*** EXERCISE DATA Section Begins ***
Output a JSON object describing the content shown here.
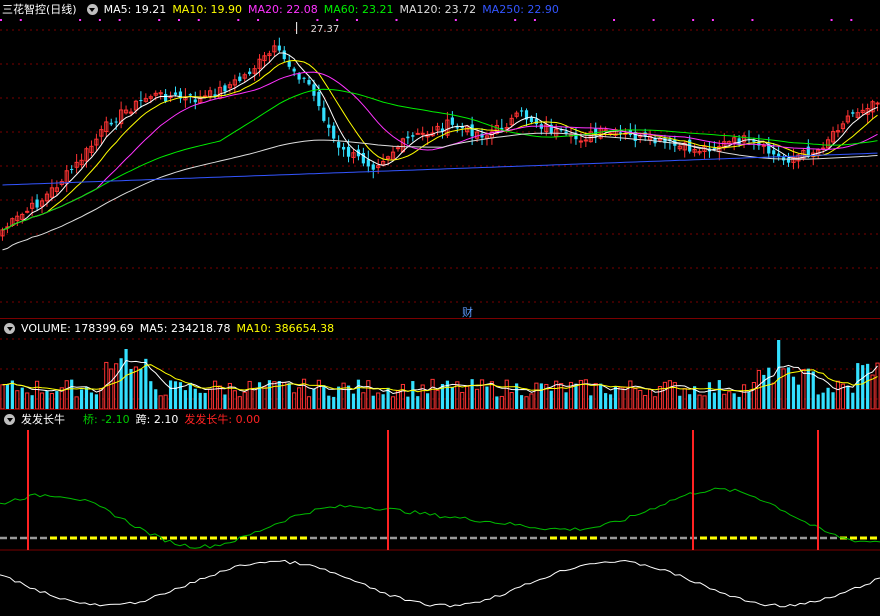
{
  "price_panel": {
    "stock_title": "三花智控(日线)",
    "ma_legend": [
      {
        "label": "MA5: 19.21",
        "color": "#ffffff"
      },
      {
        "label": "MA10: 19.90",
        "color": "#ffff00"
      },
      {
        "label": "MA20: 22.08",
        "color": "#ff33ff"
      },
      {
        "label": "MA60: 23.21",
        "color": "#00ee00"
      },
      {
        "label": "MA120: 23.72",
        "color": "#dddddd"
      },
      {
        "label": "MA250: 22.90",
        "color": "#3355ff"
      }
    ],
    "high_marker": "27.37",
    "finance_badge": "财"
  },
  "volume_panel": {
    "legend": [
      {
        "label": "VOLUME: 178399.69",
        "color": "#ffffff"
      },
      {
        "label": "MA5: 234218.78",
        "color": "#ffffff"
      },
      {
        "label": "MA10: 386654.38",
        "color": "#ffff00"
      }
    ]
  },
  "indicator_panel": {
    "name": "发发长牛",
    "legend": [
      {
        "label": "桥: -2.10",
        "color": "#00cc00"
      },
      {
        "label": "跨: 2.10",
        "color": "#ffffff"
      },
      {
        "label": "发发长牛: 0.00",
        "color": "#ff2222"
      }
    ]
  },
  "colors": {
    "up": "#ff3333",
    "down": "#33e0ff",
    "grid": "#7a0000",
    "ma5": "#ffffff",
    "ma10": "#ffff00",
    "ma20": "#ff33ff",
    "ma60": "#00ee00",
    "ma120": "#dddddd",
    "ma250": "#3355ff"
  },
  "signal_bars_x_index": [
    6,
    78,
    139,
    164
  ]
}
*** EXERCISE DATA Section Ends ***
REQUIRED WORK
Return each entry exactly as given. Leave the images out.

FINISHED TASK
Output a JSON object describing the content shown here.
{
  "price_panel": {
    "stock_title": "三花智控(日线)",
    "ma_legend": [
      {
        "label": "MA5: 19.21",
        "color": "#ffffff"
      },
      {
        "label": "MA10: 19.90",
        "color": "#ffff00"
      },
      {
        "label": "MA20: 22.08",
        "color": "#ff33ff"
      },
      {
        "label": "MA60: 23.21",
        "color": "#00ee00"
      },
      {
        "label": "MA120: 23.72",
        "color": "#dddddd"
      },
      {
        "label": "MA250: 22.90",
        "color": "#3355ff"
      }
    ],
    "high_marker": "27.37",
    "finance_badge": "财"
  },
  "volume_panel": {
    "legend": [
      {
        "label": "VOLUME: 178399.69",
        "color": "#ffffff"
      },
      {
        "label": "MA5: 234218.78",
        "color": "#ffffff"
      },
      {
        "label": "MA10: 386654.38",
        "color": "#ffff00"
      }
    ]
  },
  "indicator_panel": {
    "name": "发发长牛",
    "legend": [
      {
        "label": "桥: -2.10",
        "color": "#00cc00"
      },
      {
        "label": "跨: 2.10",
        "color": "#ffffff"
      },
      {
        "label": "发发长牛: 0.00",
        "color": "#ff2222"
      }
    ]
  },
  "colors": {
    "up": "#ff3333",
    "down": "#33e0ff",
    "grid": "#7a0000",
    "ma5": "#ffffff",
    "ma10": "#ffff00",
    "ma20": "#ff33ff",
    "ma60": "#00ee00",
    "ma120": "#dddddd",
    "ma250": "#3355ff"
  },
  "signal_bars_x_index": [
    6,
    78,
    139,
    164
  ]
}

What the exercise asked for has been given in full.